* Data about app and page elements *

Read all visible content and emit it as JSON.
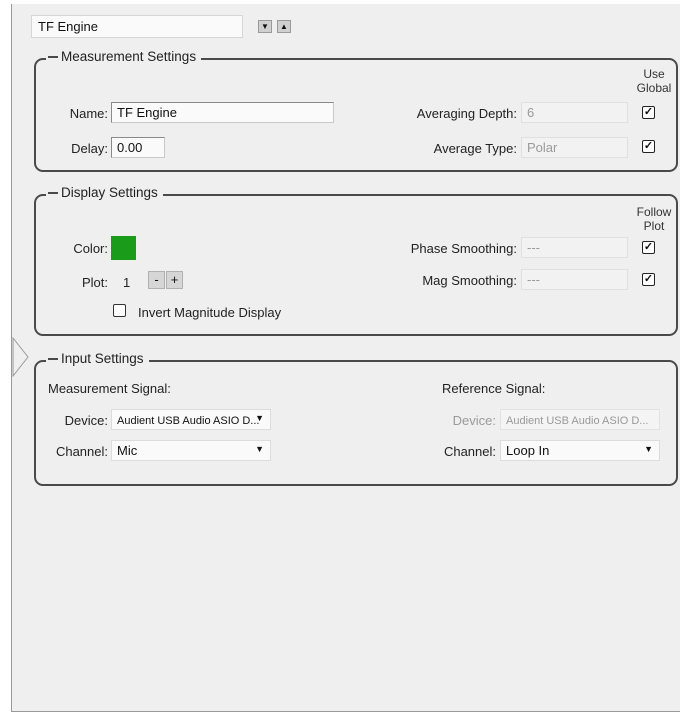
{
  "header": {
    "engine_name": "TF Engine",
    "move_down_glyph": "▼",
    "move_up_glyph": "▲"
  },
  "measurement": {
    "title": "Measurement Settings",
    "use_global_header": "Use\nGlobal",
    "name_label": "Name:",
    "name_value": "TF Engine",
    "delay_label": "Delay:",
    "delay_value": "0.00",
    "averaging_depth_label": "Averaging Depth:",
    "averaging_depth_value": "6",
    "average_type_label": "Average Type:",
    "average_type_value": "Polar",
    "averaging_depth_use_global": true,
    "average_type_use_global": true
  },
  "display": {
    "title": "Display Settings",
    "follow_plot_header": "Follow\nPlot",
    "color_label": "Color:",
    "color_hex": "#1a9b1a",
    "plot_label": "Plot:",
    "plot_value": "1",
    "minus_label": "-",
    "plus_label": "+",
    "invert_label": "Invert Magnitude Display",
    "invert_checked": false,
    "phase_smoothing_label": "Phase Smoothing:",
    "phase_smoothing_value": "---",
    "mag_smoothing_label": "Mag Smoothing:",
    "mag_smoothing_value": "---",
    "phase_follow_plot": true,
    "mag_follow_plot": true
  },
  "input": {
    "title": "Input Settings",
    "measurement_signal_label": "Measurement Signal:",
    "reference_signal_label": "Reference Signal:",
    "meas_device_label": "Device:",
    "meas_device_value": "Audient USB Audio ASIO D...",
    "meas_channel_label": "Channel:",
    "meas_channel_value": "Mic",
    "ref_device_label": "Device:",
    "ref_device_value": "Audient USB Audio ASIO D...",
    "ref_channel_label": "Channel:",
    "ref_channel_value": "Loop In"
  },
  "glyphs": {
    "check": "✓",
    "caret": "▼"
  }
}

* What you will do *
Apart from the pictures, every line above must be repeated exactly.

* Result of this exercise *
Read all visible content and emit it as JSON.
{
  "header": {
    "engine_name": "TF Engine",
    "move_down_glyph": "▼",
    "move_up_glyph": "▲"
  },
  "measurement": {
    "title": "Measurement Settings",
    "use_global_header": "Use\nGlobal",
    "name_label": "Name:",
    "name_value": "TF Engine",
    "delay_label": "Delay:",
    "delay_value": "0.00",
    "averaging_depth_label": "Averaging Depth:",
    "averaging_depth_value": "6",
    "average_type_label": "Average Type:",
    "average_type_value": "Polar",
    "averaging_depth_use_global": true,
    "average_type_use_global": true
  },
  "display": {
    "title": "Display Settings",
    "follow_plot_header": "Follow\nPlot",
    "color_label": "Color:",
    "color_hex": "#1a9b1a",
    "plot_label": "Plot:",
    "plot_value": "1",
    "minus_label": "-",
    "plus_label": "+",
    "invert_label": "Invert Magnitude Display",
    "invert_checked": false,
    "phase_smoothing_label": "Phase Smoothing:",
    "phase_smoothing_value": "---",
    "mag_smoothing_label": "Mag Smoothing:",
    "mag_smoothing_value": "---",
    "phase_follow_plot": true,
    "mag_follow_plot": true
  },
  "input": {
    "title": "Input Settings",
    "measurement_signal_label": "Measurement Signal:",
    "reference_signal_label": "Reference Signal:",
    "meas_device_label": "Device:",
    "meas_device_value": "Audient USB Audio ASIO D...",
    "meas_channel_label": "Channel:",
    "meas_channel_value": "Mic",
    "ref_device_label": "Device:",
    "ref_device_value": "Audient USB Audio ASIO D...",
    "ref_channel_label": "Channel:",
    "ref_channel_value": "Loop In"
  },
  "glyphs": {
    "check": "✓",
    "caret": "▼"
  }
}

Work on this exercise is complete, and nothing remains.